According to a report issued by the World Health Organisation, approximately 40% of adults report that daytime sleepiness interferes with their work and social functioning at least a few days each month as a result of insufficient nocturnal sleep.[1] The report states, “Excessive daytime sleepiness is thus a major public health problem as a consequence of interference with daily activities including cognitive problems, motor vehicle accidents (especially at night), poor job performance and reduced productivity”.[1] Studies have linked what is termed ‘sleep debt’ with common viral illnesses, diabetes, obesity, heart disease and depression.[1]

Continue reading “Massage supports sleep and well-being (Part 7)”

Massage and Musculoskeletal function (Part 6)

In Part 6 of this series, we continue to look at research into the benefits of massage.

This week, we look at massage and musculoskeletal function.

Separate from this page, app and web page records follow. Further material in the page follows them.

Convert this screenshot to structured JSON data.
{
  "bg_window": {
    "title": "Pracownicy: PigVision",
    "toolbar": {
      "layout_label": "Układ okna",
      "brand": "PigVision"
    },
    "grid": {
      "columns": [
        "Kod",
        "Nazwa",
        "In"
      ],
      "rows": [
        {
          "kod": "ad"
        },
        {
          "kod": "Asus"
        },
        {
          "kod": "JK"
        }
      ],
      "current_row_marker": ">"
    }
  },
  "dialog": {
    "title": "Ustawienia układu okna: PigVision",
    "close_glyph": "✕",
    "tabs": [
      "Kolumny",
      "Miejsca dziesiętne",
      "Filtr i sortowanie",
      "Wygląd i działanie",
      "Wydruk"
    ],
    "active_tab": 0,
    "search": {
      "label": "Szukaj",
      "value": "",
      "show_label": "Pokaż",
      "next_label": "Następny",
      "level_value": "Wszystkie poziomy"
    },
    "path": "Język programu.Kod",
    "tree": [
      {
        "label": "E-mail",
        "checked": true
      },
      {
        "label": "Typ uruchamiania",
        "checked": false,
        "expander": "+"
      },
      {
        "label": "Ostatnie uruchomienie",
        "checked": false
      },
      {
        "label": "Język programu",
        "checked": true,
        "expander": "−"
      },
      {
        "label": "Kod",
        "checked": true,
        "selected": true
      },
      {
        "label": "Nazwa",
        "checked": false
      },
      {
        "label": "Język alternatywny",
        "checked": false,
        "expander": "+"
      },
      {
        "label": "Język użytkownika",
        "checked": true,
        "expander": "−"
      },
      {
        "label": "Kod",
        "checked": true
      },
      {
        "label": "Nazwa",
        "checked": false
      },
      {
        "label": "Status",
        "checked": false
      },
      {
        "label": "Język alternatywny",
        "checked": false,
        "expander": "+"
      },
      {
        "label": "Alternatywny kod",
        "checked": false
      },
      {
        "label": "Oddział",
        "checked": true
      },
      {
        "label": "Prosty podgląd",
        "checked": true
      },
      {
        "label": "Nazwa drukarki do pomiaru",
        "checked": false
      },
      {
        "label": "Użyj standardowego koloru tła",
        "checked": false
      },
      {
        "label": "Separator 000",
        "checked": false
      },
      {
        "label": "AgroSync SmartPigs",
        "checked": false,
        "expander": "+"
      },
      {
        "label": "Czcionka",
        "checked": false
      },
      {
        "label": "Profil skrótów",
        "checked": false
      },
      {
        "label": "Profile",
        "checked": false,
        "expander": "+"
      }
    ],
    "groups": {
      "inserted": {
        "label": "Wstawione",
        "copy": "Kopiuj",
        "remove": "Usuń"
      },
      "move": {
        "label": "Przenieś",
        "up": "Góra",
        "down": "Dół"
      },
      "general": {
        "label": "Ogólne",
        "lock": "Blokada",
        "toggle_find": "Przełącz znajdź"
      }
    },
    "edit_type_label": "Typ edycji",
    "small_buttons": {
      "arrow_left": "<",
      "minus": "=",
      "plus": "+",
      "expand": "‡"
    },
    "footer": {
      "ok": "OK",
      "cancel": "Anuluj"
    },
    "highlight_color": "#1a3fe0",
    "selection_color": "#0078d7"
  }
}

Rheumatic diseases cause inflammation and pain, which significantly affect quality of life. One example is Ankylosing spondylitis (or rheumatoid spondylitis) – a chronic disease that presents as inflammation of the vertebrae and joints, causing fusion of the spine (either in part e.g. the pelvis, or the whole spine) and stiffening of joints. Pain is associated with the fusion and stiffening and consequent swelling and the site can be very tender. [1]

Continue reading “Massage and Musculoskeletal function (Part 6)”

Massage supports women with post menopausal insomnia (Part 5)

In Part 5 of this series, we continue to look at research into the benefits of massage.

This week, we look at massage for women with post-menopausal insomnia.

Symptoms associated with menopause

Menopause marks a significant change in life for women. However it has been associated with clinical symptoms in many women. Almost 80% of women experiencing menopause report some kind of clinical symptom. In 40% of cases the symptoms are sufficiently intense for the patient to seek medical assistance.[1] The menopausal process is associated with reduced/lost ovarian function. Lost ovarian function is associated with the progressive decrease in estradiol secretion, trophic changes in the breast, vasomotor symptoms, anxiety, depression and sleep disorders.[2] Insomnia is reported as being highly prevalent and affects between 28% and 63% of post-menopausal women.[3]

Increased interest in massage therapy

Continue reading “Massage supports women with post menopausal insomnia (Part 5)”